Work item
The lines to copy are those holding the string "Transaction" in the entries below.

Records contained in a dataset
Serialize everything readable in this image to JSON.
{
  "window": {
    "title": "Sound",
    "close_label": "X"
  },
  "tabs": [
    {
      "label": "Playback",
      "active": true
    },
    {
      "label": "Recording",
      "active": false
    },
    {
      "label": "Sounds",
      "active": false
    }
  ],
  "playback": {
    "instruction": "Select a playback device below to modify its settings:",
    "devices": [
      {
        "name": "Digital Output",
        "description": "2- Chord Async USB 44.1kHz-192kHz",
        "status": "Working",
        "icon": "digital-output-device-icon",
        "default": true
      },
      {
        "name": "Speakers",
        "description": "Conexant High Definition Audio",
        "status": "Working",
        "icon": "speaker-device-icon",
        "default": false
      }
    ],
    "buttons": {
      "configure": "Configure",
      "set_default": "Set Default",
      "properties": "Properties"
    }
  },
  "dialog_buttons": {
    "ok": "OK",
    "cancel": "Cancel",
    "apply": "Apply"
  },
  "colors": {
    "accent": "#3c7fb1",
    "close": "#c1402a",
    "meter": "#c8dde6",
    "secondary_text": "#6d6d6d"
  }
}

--

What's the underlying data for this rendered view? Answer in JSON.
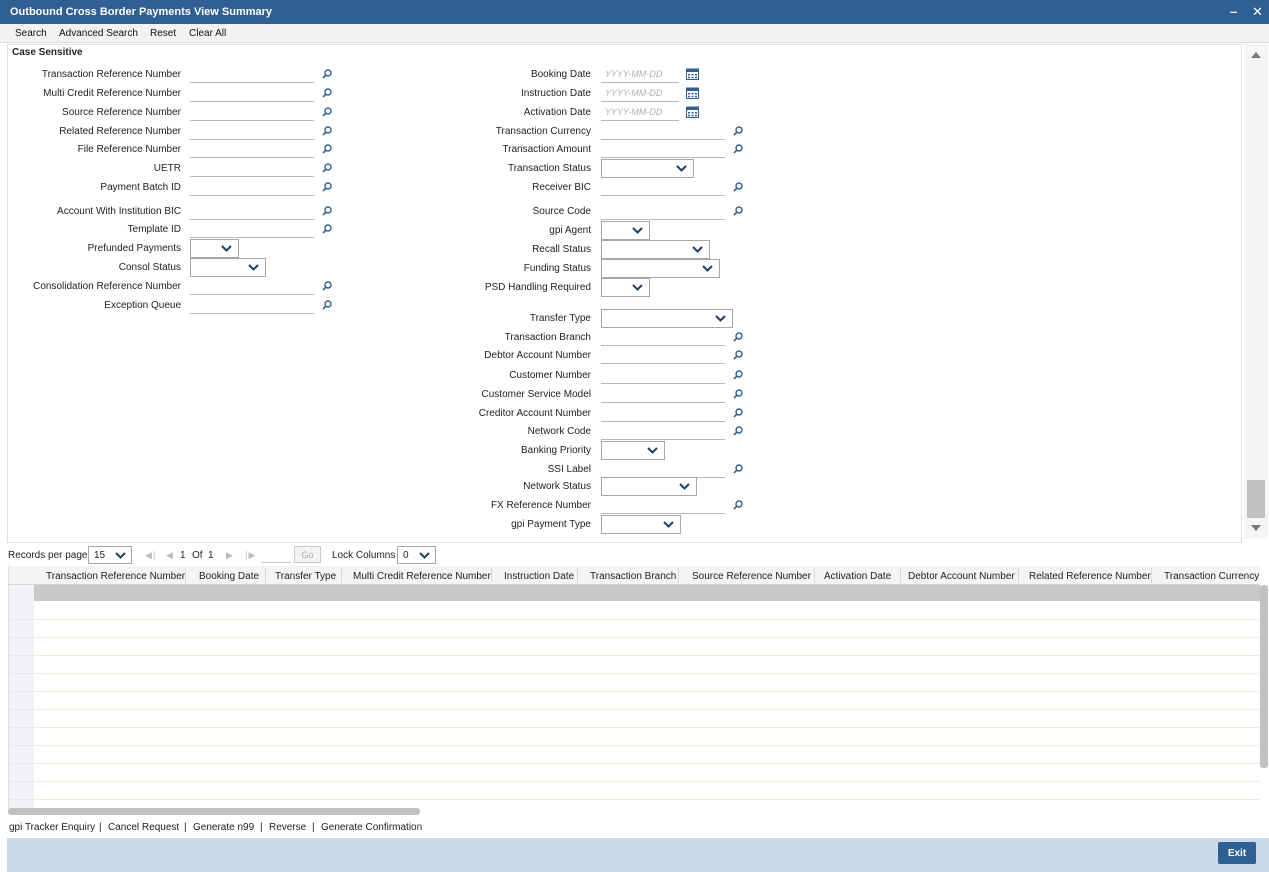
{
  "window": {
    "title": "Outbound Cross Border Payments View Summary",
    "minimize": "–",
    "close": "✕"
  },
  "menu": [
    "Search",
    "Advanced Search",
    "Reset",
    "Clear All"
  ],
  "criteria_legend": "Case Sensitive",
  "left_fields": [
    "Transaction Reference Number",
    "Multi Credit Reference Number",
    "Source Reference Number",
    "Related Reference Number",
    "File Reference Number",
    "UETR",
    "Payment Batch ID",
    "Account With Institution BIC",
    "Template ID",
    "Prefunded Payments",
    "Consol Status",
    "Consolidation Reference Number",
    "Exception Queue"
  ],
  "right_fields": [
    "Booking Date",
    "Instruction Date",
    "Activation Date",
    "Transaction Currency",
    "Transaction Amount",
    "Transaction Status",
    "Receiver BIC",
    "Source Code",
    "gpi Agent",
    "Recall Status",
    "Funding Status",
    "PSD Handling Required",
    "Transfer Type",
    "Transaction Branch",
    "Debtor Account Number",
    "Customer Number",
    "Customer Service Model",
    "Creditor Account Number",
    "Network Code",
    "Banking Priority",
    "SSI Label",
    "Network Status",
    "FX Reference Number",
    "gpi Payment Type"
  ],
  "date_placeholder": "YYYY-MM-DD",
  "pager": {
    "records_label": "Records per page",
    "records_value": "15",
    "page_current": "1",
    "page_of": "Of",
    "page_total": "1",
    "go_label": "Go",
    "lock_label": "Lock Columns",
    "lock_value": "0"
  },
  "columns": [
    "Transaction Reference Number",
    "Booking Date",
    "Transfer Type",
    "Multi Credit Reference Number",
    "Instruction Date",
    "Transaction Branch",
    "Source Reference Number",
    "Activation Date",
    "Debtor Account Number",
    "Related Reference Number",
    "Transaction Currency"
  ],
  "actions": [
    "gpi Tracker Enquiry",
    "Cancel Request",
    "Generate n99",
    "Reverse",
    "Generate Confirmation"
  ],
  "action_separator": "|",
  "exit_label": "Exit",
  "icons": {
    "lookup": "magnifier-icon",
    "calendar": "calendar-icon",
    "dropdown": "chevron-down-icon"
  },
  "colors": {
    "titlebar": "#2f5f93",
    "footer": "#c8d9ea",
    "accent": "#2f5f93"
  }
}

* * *

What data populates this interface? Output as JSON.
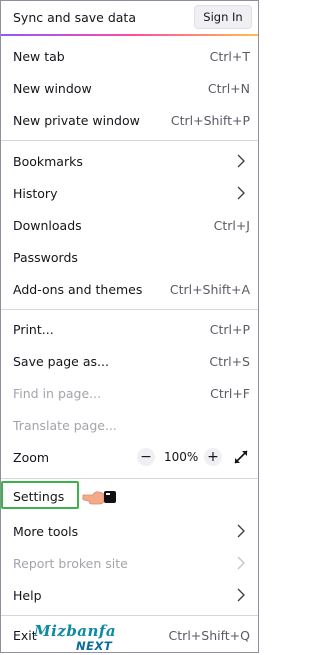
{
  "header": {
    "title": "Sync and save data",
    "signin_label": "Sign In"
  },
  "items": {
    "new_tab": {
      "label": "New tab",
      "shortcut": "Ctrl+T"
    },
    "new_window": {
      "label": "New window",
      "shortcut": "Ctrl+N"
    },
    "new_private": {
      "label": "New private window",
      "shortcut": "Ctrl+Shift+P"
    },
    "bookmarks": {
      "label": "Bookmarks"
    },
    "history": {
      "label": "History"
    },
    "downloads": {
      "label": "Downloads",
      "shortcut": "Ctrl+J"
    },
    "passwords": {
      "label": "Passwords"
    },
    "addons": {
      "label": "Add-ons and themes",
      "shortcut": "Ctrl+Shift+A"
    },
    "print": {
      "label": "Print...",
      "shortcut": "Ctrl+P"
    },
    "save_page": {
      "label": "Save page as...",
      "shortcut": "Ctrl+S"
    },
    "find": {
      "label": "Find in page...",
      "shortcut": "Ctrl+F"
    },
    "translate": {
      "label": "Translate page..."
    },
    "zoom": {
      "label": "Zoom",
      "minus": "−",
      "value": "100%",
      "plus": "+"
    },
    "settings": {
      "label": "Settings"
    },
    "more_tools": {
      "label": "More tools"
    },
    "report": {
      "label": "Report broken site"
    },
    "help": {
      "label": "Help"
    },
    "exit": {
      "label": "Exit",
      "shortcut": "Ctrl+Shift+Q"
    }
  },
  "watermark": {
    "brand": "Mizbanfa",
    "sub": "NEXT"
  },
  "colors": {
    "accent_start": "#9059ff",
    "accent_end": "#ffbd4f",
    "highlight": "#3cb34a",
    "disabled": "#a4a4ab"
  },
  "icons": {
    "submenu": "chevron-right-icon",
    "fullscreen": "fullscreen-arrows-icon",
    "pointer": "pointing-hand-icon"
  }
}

Task response
    "Transaction Reference Number",
    "Transaction Currency",
    "Transaction Amount",
    "Transaction Status",
    "Transaction Branch",
    "Transaction Reference Number",
    "Transaction Branch",
    "Transaction Currency"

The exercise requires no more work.